Minicamps? OTAs? This isn't real football, people. Steelers coach Mike Tomlin understands the true essence of the dog days of the NFL offseason, where headlines are made every time a player doesn't show up to practice. "It's different than playing the game of football," he said. "Don't read too deeply into evaluating this time of year. It's about teaching. This is football in shorts, and I keep that in mind as I look at what goes on out there. People that may do great things out there may disappear in pads. Guys who struggle out there in shorts may be great players in pads. I always keep that thought in mind. I reserve judgment until we go to training camp and put pads on."
Tomlin is Bill Walsh-like in his thought process. Walsh, who firmly believed we should teach the players the system, then develop the skills within the system, used the offseason for teaching his course of football.
By the way, I saw where Buffalo and Denver cancelled parts of their mandatory camps. So why do we make such a big deal when players miss an OTA?
• If I was starting an expansion team or if I was an owner possibly looking for a new coach, my first choice would be Josh McDaniels, the offensive coordinator of the Patriots. This season, watch the dynamics during the games on the sideline between McDaniels and New England head coach Bill Belichick. You can tell Belichick has the utmost confidence and respect in McDaniels. And that confidence and respect is not easily attained from Belichick.
• If I needed a running back, I would call the Giants and inquire about the availability of Derrick Ward. Ward's contract expires after the season and he becomes an unrestricted free agent. In 2007 he was second on the Giants with 602 rushing yards before a fractured fibula sent him to injured reserve. Ward has been tremendously productive in all phases -- returning kicks, catching the ball and displaying excellent run skills. He has been a little injury prone in his career, but he would help any team looking for a bona fide No. 1 back.
What is going on in Tampa Bay? Is anyone happy? Witness these three quotes from three Buccaneers quarterbacks and tell me this won't be the best training camp soap opera next month.
• "I do believe that he thought I might be faking it. I mean, he asked me, 'Is it in your head?' For him to say that, that's just not right. There are just a lot of things that I can never forgive him for."--Chris Simms on Jon Gruden questioning his injuries

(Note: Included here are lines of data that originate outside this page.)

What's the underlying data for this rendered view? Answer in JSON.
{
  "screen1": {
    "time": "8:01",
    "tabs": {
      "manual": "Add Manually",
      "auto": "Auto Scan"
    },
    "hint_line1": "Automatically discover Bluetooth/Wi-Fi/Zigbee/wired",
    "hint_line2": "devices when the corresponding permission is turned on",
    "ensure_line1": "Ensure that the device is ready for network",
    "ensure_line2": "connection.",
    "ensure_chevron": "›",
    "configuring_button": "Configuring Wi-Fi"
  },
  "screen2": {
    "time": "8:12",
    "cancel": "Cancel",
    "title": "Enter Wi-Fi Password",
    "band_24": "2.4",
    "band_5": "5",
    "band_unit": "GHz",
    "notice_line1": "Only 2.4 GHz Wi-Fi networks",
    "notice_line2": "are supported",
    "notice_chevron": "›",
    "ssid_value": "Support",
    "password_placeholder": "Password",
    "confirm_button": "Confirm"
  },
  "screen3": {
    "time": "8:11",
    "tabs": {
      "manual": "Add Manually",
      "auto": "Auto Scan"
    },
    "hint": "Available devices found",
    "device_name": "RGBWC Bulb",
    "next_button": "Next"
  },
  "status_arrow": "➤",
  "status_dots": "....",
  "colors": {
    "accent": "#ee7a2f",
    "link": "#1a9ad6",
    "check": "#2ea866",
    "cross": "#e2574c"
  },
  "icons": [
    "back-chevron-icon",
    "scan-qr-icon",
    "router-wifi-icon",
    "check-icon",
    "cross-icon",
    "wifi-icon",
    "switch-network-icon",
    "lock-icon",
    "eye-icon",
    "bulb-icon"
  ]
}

• "Chris did what he felt he had to do. I think he had to do it. ... I think Jon's a great coach, I think he is. But this is a tough business. I've been on the other side. I understand exactly where Chris is coming from. Chris is going to be a heck of a player once he gets his opportunity. I love Chris like a brother. It's just a shame what he's gone through with the injury. He'll come back. He'll bounce back. He deserves the opportunity."--Brian Griese on Simms and Gruden
• "There might be a time when I might have to stand up. I hate to do that to jeopardize my teammates because they're out here and I don't want to let them down in any sort of way. But I think at some point, you just want to see the respect from up top given."--Jeff Garcia on his contract demands
I am very proud to be the son of a barber, and even prouder that my 82-year-old father still cuts hair every day. Happy Fathers Day.